In Figure 5-9, all areas are directly connected to the backbone. Stability and redundancy are the most important criteria for the backbone. Keeping the size of the backbone reasonable results in stability. This is very desirable because every router in the backbone needs to recompute its routes after every link-state change. Keeping the backbone small reduces the likelihood of a change and reduces the amount of CPU cycles required to recompute routes.
Redundancy is important in the backbone to prevent partition when a link fails. Good backbones are designed so that no single link failure can cause a partition (that is, the backbone becomes isolated). OSPF backbones must be contiguous. All routers in the backbone should be directly connected to other backbone routers. Avoid placing hosts (such as workstations, file servers, or other shared resources) in the backbone area. Keeping hosts out of the backbone area simplifies internetwork expansion and creates a more stable environment because a hosts normal operation (morning/evening, power up/down) will cause unnecessary LSA traffic.
Virtual Links: Bane or Benefit?
OSPF includes the concept of virtual links. In the rare situations that a new area is introduced that cannot have a direct physical access to the backbone, a virtual link will have to be configured. A virtual link creates a path between two ABRs that are not directly connected.
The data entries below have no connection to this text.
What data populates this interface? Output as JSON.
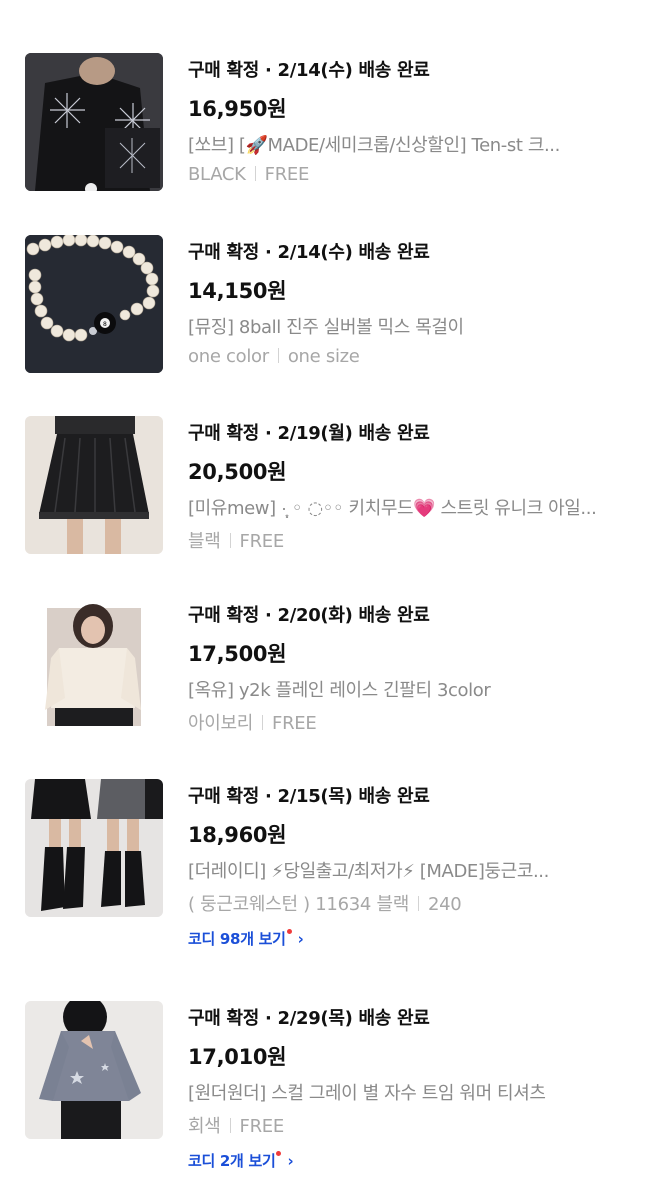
{
  "orders": [
    {
      "status": "구매 확정 · 2/14(수) 배송 완료",
      "price": "16,950원",
      "title": "[쏘브] [🚀MADE/세미크롭/신상할인] Ten-st 크...",
      "option_color": "BLACK",
      "option_size": "FREE",
      "image_icon": "black-graphic-tee-photo"
    },
    {
      "status": "구매 확정 · 2/14(수) 배송 완료",
      "price": "14,150원",
      "title": "[뮤징] 8ball 진주 실버볼 믹스 목걸이",
      "option_color": "one color",
      "option_size": "one size",
      "image_icon": "pearl-necklace-photo"
    },
    {
      "status": "구매 확정 · 2/19(월) 배송 완료",
      "price": "20,500원",
      "title": "[미유mew] ·̩͙ ◦ ◌◦◦ 키치무드💗 스트릿 유니크 아일...",
      "option_color": "블랙",
      "option_size": "FREE",
      "image_icon": "black-pleated-skirt-photo"
    },
    {
      "status": "구매 확정 · 2/20(화) 배송 완료",
      "price": "17,500원",
      "title": "[옥유] y2k 플레인 레이스 긴팔티 3color",
      "option_color": "아이보리",
      "option_size": "FREE",
      "image_icon": "ivory-lace-top-photo"
    },
    {
      "status": "구매 확정 · 2/15(목) 배송 완료",
      "price": "18,960원",
      "title": "[더레이디] ⚡당일출고/최저가⚡ [MADE]둥근코...",
      "option_color": "( 둥근코웨스턴 ) 11634 블랙",
      "option_size": "240",
      "coord_link": "코디 98개 보기",
      "image_icon": "black-western-boots-photo"
    },
    {
      "status": "구매 확정 · 2/29(목) 배송 완료",
      "price": "17,010원",
      "title": "[원더원더] 스컬 그레이 별 자수 트임 워머 티셔츠",
      "option_color": "회색",
      "option_size": "FREE",
      "coord_link": "코디 2개 보기",
      "image_icon": "gray-star-tee-photo"
    }
  ],
  "chevron": "›",
  "colors": {
    "text_primary": "#111111",
    "text_secondary": "#8a8a8a",
    "text_tertiary": "#a7a7a7",
    "link": "#1b4fd8",
    "dot": "#ef3b3b"
  }
}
Accepted network design theory considers the use of virtual links the result of a poorly designed backbone.
A virtual link is able to connect an ABR to the backbone (area 0) even though it is not directly connected (see Figure 5-10). Through the use of a virtual link, which is similar to a tunnel, this can be accomplished.
Some of the characteristics and suggested uses for virtual links include the following: